* [Required work]
Each line below needs to be restated word for word.

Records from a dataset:

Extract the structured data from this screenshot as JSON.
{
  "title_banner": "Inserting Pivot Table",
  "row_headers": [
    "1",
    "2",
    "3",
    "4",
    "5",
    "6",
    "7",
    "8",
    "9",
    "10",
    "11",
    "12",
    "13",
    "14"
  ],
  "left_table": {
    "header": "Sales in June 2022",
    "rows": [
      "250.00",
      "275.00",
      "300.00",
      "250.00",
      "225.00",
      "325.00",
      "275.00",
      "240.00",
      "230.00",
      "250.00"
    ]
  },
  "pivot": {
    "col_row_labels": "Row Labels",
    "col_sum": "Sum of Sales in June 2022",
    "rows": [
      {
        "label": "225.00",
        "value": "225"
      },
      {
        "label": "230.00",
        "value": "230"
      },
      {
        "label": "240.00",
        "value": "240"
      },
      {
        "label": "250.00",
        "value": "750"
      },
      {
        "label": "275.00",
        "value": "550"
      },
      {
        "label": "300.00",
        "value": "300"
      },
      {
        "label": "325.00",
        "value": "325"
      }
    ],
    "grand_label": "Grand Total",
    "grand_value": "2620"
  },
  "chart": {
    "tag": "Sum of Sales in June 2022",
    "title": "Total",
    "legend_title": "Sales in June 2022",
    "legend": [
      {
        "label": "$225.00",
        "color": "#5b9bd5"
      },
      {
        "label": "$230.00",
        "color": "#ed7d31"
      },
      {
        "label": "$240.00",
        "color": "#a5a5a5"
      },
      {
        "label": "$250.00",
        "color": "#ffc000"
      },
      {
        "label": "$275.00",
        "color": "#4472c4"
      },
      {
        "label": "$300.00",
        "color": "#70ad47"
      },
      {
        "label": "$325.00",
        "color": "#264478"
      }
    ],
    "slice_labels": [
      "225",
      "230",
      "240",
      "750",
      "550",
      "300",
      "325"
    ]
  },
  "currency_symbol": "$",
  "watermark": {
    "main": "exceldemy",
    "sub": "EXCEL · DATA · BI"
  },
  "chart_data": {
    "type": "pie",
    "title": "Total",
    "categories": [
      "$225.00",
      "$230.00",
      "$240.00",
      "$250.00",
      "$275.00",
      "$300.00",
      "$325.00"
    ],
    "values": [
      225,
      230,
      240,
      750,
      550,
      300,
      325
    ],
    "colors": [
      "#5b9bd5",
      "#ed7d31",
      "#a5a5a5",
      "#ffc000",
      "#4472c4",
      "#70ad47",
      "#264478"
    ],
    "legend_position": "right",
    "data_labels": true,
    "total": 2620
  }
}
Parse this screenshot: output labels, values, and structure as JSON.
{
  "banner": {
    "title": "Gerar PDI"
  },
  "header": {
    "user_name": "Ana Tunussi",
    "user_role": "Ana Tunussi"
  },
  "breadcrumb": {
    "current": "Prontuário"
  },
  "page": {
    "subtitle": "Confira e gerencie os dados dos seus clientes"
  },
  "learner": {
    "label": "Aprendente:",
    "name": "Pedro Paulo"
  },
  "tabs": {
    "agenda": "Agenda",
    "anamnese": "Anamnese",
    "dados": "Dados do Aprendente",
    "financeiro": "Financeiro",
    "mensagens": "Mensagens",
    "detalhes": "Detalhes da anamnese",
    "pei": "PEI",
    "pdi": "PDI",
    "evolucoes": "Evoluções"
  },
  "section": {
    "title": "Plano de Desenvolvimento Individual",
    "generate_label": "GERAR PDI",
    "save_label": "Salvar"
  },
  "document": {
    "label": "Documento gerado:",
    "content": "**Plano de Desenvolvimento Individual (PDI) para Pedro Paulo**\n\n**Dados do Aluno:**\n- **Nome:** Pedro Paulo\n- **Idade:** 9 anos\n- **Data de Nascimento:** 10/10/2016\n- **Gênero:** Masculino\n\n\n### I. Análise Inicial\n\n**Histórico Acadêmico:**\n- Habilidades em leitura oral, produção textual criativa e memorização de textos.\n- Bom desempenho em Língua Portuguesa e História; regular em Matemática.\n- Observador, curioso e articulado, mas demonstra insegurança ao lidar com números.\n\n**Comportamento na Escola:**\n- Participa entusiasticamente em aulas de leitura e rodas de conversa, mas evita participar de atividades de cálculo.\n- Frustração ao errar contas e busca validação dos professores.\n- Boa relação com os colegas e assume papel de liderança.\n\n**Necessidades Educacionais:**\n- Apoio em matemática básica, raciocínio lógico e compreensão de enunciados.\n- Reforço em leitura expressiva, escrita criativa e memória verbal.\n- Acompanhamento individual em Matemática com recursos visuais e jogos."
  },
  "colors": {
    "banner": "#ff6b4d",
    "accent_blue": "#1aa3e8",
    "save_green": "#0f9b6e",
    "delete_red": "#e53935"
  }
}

* [Response to the task]
Extract the structured data from this screenshot as JSON.
{
  "title_banner": "Inserting Pivot Table",
  "row_headers": [
    "1",
    "2",
    "3",
    "4",
    "5",
    "6",
    "7",
    "8",
    "9",
    "10",
    "11",
    "12",
    "13",
    "14"
  ],
  "left_table": {
    "header": "Sales in June 2022",
    "rows": [
      "250.00",
      "275.00",
      "300.00",
      "250.00",
      "225.00",
      "325.00",
      "275.00",
      "240.00",
      "230.00",
      "250.00"
    ]
  },
  "pivot": {
    "col_row_labels": "Row Labels",
    "col_sum": "Sum of Sales in June 2022",
    "rows": [
      {
        "label": "225.00",
        "value": "225"
      },
      {
        "label": "230.00",
        "value": "230"
      },
      {
        "label": "240.00",
        "value": "240"
      },
      {
        "label": "250.00",
        "value": "750"
      },
      {
        "label": "275.00",
        "value": "550"
      },
      {
        "label": "300.00",
        "value": "300"
      },
      {
        "label": "325.00",
        "value": "325"
      }
    ],
    "grand_label": "Grand Total",
    "grand_value": "2620"
  },
  "chart": {
    "tag": "Sum of Sales in June 2022",
    "title": "Total",
    "legend_title": "Sales in June 2022",
    "legend": [
      {
        "label": "$225.00",
        "color": "#5b9bd5"
      },
      {
        "label": "$230.00",
        "color": "#ed7d31"
      },
      {
        "label": "$240.00",
        "color": "#a5a5a5"
      },
      {
        "label": "$250.00",
        "color": "#ffc000"
      },
      {
        "label": "$275.00",
        "color": "#4472c4"
      },
      {
        "label": "$300.00",
        "color": "#70ad47"
      },
      {
        "label": "$325.00",
        "color": "#264478"
      }
    ],
    "slice_labels": [
      "225",
      "230",
      "240",
      "750",
      "550",
      "300",
      "325"
    ]
  },
  "currency_symbol": "$",
  "watermark": {
    "main": "exceldemy",
    "sub": "EXCEL · DATA · BI"
  },
  "chart_data": {
    "type": "pie",
    "title": "Total",
    "categories": [
      "$225.00",
      "$230.00",
      "$240.00",
      "$250.00",
      "$275.00",
      "$300.00",
      "$325.00"
    ],
    "values": [
      225,
      230,
      240,
      750,
      550,
      300,
      325
    ],
    "colors": [
      "#5b9bd5",
      "#ed7d31",
      "#a5a5a5",
      "#ffc000",
      "#4472c4",
      "#70ad47",
      "#264478"
    ],
    "legend_position": "right",
    "data_labels": true,
    "total": 2620
  }
}
Parse this screenshot: output labels, values, and structure as JSON.
{
  "banner": {
    "title": "Gerar PDI"
  },
  "header": {
    "user_name": "Ana Tunussi",
    "user_role": "Ana Tunussi"
  },
  "breadcrumb": {
    "current": "Prontuário"
  },
  "page": {
    "subtitle": "Confira e gerencie os dados dos seus clientes"
  },
  "learner": {
    "label": "Aprendente:",
    "name": "Pedro Paulo"
  },
  "tabs": {
    "agenda": "Agenda",
    "anamnese": "Anamnese",
    "dados": "Dados do Aprendente",
    "financeiro": "Financeiro",
    "mensagens": "Mensagens",
    "detalhes": "Detalhes da anamnese",
    "pei": "PEI",
    "pdi": "PDI",
    "evolucoes": "Evoluções"
  },
  "section": {
    "title": "Plano de Desenvolvimento Individual",
    "generate_label": "GERAR PDI",
    "save_label": "Salvar"
  },
  "document": {
    "label": "Documento gerado:",
    "content": "**Plano de Desenvolvimento Individual (PDI) para Pedro Paulo**\n\n**Dados do Aluno:**\n- **Nome:** Pedro Paulo\n- **Idade:** 9 anos\n- **Data de Nascimento:** 10/10/2016\n- **Gênero:** Masculino\n\n\n### I. Análise Inicial\n\n**Histórico Acadêmico:**\n- Habilidades em leitura oral, produção textual criativa e memorização de textos.\n- Bom desempenho em Língua Portuguesa e História; regular em Matemática.\n- Observador, curioso e articulado, mas demonstra insegurança ao lidar com números.\n\n**Comportamento na Escola:**\n- Participa entusiasticamente em aulas de leitura e rodas de conversa, mas evita participar de atividades de cálculo.\n- Frustração ao errar contas e busca validação dos professores.\n- Boa relação com os colegas e assume papel de liderança.\n\n**Necessidades Educacionais:**\n- Apoio em matemática básica, raciocínio lógico e compreensão de enunciados.\n- Reforço em leitura expressiva, escrita criativa e memória verbal.\n- Acompanhamento individual em Matemática com recursos visuais e jogos."
  },
  "colors": {
    "banner": "#ff6b4d",
    "accent_blue": "#1aa3e8",
    "save_green": "#0f9b6e",
    "delete_red": "#e53935"
  }
}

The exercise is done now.